Uncle Thomas Parsonson, basket making at Scheregate House, Colchester. (Image from the Parsonson family archives.)

Charles was still making and repairing baskets until two months before he died. He could read the newspaper without glasses, (a difficult feat as the print size was much smaller in the 19th century), and had not needed to see a doctor for 70 years.

Image of St. Peter’s Church from the Sudbury Town Archive.

He was born in Sudbury in September 1795 and baptised at St. Peter’s in December at the end of what Allan Berry described in his book on ‘Eighteenth Century Sudbury’ as ‘twelve months of almost unrelieved gloom, beginning and ending with poverty and disaster’. This was the year when many people in Sudbury, (and elsewhere), went hungry and a crowd of people, largely weavers, threatened to demolish Brundon Mill unless the price of flour was reduced. It was.

Brundon Mill c1900. Image from the Sudbury Photo Archive

His father, George, was a basket maker just like his father and grandfather before him.
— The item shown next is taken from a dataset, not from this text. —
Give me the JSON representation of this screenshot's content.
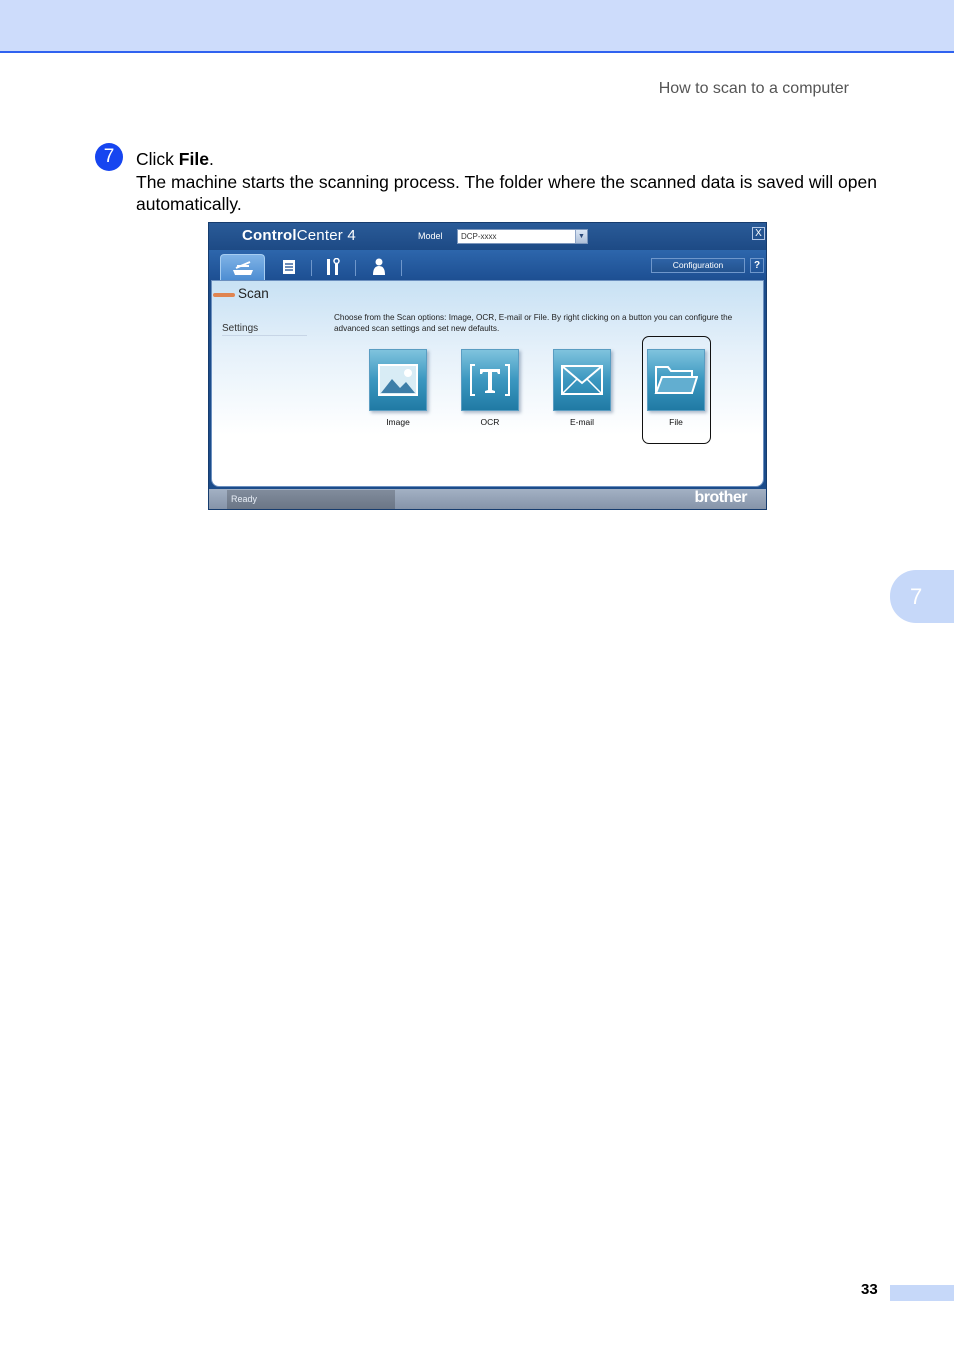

They had all inherited the Freedom by birth although they were only Free of the Borough and not of the Common Lands which suggests that the family’s original claim was through apprenticeship rather than by purchase. (The Corporation refused to admit men free by servitude to the privilege of turning cattle on the Common Lands unless they purchased the freedom of the Commons for an extra fee.)

The war with France became more threatening and can never have been far from people’s minds as Charles was growing up. Later in life he would tell stories about celebrations for the Jubilee of George III in October 1809 when a bullock was roasted whole and there were great rejoicings amongst the rich and poor of the Town. He also remembered the battle of Waterloo as he had a brother who was one of the Volunteers training to protect the local area from the threat of invasion by Napoleon Bonaparte.
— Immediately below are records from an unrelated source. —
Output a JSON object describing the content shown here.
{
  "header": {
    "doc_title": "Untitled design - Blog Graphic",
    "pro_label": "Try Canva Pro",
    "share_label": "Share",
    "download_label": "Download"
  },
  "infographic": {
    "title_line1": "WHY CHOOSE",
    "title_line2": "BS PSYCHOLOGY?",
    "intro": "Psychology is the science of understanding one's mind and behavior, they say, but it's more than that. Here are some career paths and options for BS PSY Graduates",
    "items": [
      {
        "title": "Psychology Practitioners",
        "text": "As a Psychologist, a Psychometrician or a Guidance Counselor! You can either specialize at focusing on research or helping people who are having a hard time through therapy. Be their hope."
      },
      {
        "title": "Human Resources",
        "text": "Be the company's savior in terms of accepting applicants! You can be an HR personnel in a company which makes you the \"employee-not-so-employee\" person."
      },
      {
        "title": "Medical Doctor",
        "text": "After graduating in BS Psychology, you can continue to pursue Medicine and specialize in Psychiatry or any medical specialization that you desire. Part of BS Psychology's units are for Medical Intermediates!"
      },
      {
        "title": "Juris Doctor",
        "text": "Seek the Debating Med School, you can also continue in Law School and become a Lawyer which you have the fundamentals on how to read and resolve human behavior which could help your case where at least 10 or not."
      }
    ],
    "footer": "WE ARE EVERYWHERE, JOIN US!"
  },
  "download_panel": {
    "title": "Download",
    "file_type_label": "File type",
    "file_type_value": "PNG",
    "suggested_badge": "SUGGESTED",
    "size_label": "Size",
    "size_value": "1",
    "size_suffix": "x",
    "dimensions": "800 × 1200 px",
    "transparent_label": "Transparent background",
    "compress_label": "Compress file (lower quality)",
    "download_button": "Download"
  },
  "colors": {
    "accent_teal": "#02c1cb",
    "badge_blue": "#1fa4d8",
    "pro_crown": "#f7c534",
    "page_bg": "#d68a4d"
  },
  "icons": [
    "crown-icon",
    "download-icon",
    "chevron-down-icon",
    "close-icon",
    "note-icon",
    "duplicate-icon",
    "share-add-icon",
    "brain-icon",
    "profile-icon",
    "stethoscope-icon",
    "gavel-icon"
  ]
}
The Battle of Waterloo, 1815, William Sadler

Charles married Elizabeth, the daughter of Thomas and Elizabeth Wheeler, in St. Peter’s Church, Sudbury, on May 22nd, 1814. Charles and Elizabeth were both aged 19. Later that year, their first daughter, another Elizabeth, was born.

Charles became a Freeman of Sudbury in an election year, 1818, two days before voting took place on June 19th. Judging by the large numbers of admissions in the two days before the election, monetary gain was sufficiently large to draw Sudbury men who had inherited the freedom by birth from far away places such as Tunbridge Wells, Hampstead and Paddington to register their votes. It is not known how often – if ever – Charles Parsonson left his native town but his name appears regularly on the lists of voters for each election until his death in 1888.
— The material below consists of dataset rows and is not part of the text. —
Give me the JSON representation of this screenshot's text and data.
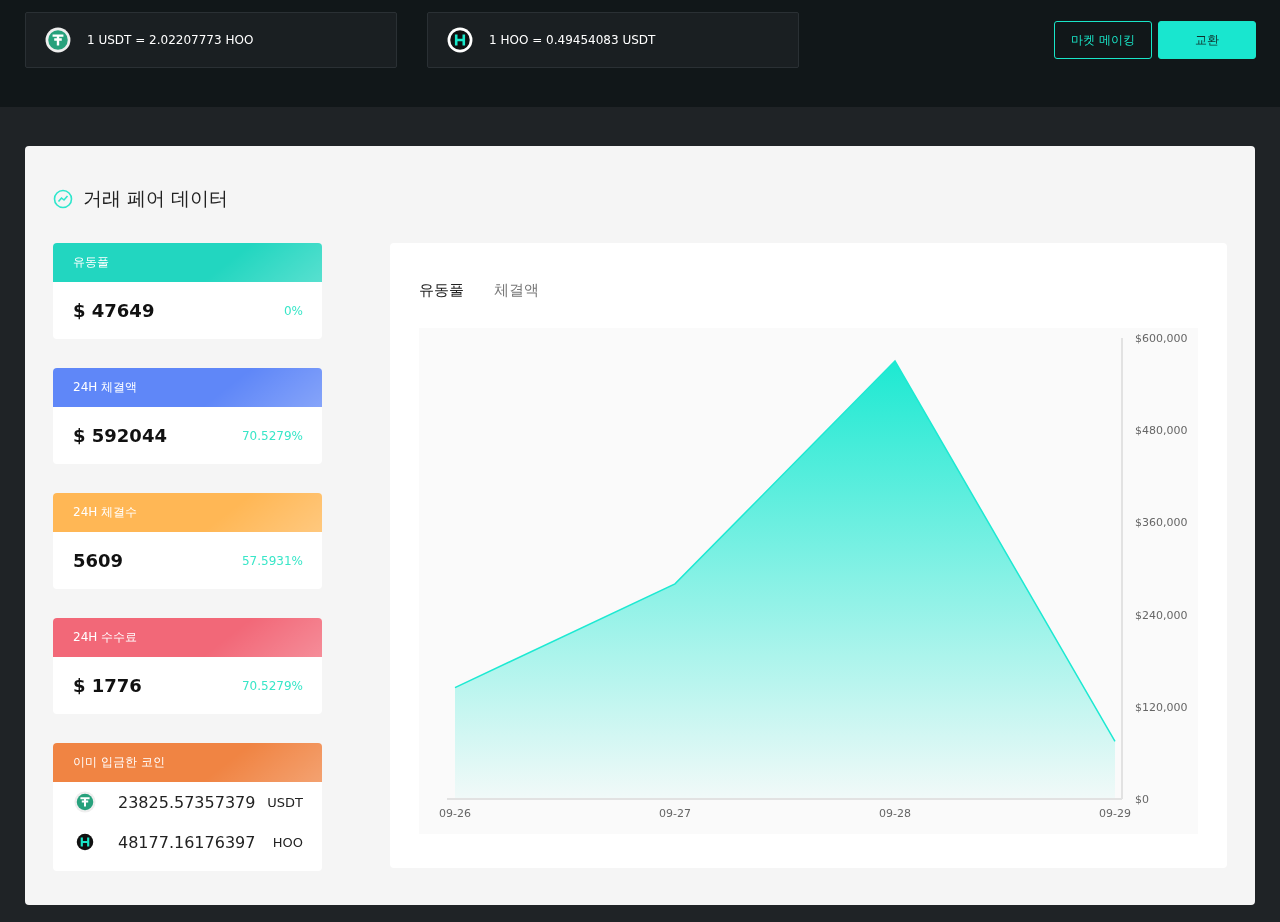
{
  "rates": [
    {
      "kind": "usdt",
      "text": "1 USDT = 2.02207773 HOO"
    },
    {
      "kind": "hoo",
      "text": "1 HOO = 0.49454083 USDT"
    }
  ],
  "actions": [
    {
      "label": "마켓 메이킹",
      "kind": "outline"
    },
    {
      "label": "교환",
      "kind": "filled"
    }
  ],
  "title": "거래 페어 데이터",
  "stats": [
    {
      "kind": "stat",
      "label": "유동풀",
      "color": "#22d6c0",
      "value": "$ 47649",
      "change": "0%"
    },
    {
      "kind": "stat",
      "label": "24H 체결액",
      "color": "#5f87f8",
      "value": "$ 592044",
      "change": "70.5279%"
    },
    {
      "kind": "stat",
      "label": "24H 체결수",
      "color": "#ffb755",
      "value": "5609",
      "change": "57.5931%"
    },
    {
      "kind": "stat",
      "label": "24H 수수료",
      "color": "#f26878",
      "value": "$ 1776",
      "change": "70.5279%"
    },
    {
      "kind": "coins",
      "label": "이미 입금한 코인",
      "color": "#f08443",
      "coins": [
        {
          "kind": "usdt",
          "amount": "23825.57357379",
          "symbol": "USDT"
        },
        {
          "kind": "hoo",
          "amount": "48177.16176397",
          "symbol": "HOO"
        }
      ]
    }
  ],
  "tabs": [
    {
      "label": "유동풀",
      "selected": true
    },
    {
      "label": "체결액",
      "selected": false
    }
  ],
  "chart_data": {
    "type": "area",
    "categories": [
      "09-26",
      "09-27",
      "09-28",
      "09-29"
    ],
    "series": [
      {
        "color": "#1de9d2",
        "values": [
          145000,
          280000,
          570000,
          75000
        ]
      }
    ],
    "ylim": [
      0,
      600000
    ],
    "yticks": [
      {
        "value": 0,
        "label": "$0"
      },
      {
        "value": 120000,
        "label": "$120,000"
      },
      {
        "value": 240000,
        "label": "$240,000"
      },
      {
        "value": 360000,
        "label": "$360,000"
      },
      {
        "value": 480000,
        "label": "$480,000"
      },
      {
        "value": 600000,
        "label": "$600,000"
      }
    ]
  }
}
‘Eatanswill’ scene from the 1911 Coronation Pageant in Sudbury. Charles Dickens is said to have visited Sudbury during the election of either July 1834 or January 1835 and used his experience of an election in the Borough as the inspiration for ‘Eatanswill’ in ‘The Pickwick Papers’.

Having been taught the art of basket weaving by older family members, Charles was ready to set up his own business in 1820. Evidence from the Census Returns shows that from at least 1851 he was living at Number 7 North Street in a freehold cottage that was to remain in his family until the late 1920’s.

Number 7, North Street, Sudbury (Image from the Parsonson family archives.)

However, with the death of Charles on August 15th, 1888 there was a hint that the days of supplying all the different local needs for willow baskets were numbered. The Suffolk and Essex Free Press closed his obituary with a warning: “Of late years basket making – although it has extended to a variety of useful purposes besides baskets, such as chairs, fancy articles of utility &c., – has been greatly interfered with by competition with the foreigners, the French and Germans especially, who turn out most of the finer descriptions of baskets.”

Sudbury Cemetery, Newton Road

When the will was proved at Bury St. Edmunds on November 17th, 1888 by his sons, George William, Charles and Thomas, it was discovered that Charles Parsonson’s personal estate was valued at only £27.

We would like to thank Ann Eley for allowing us to borrow her family archive and for sharing her extensive recollections of Parsonson family history.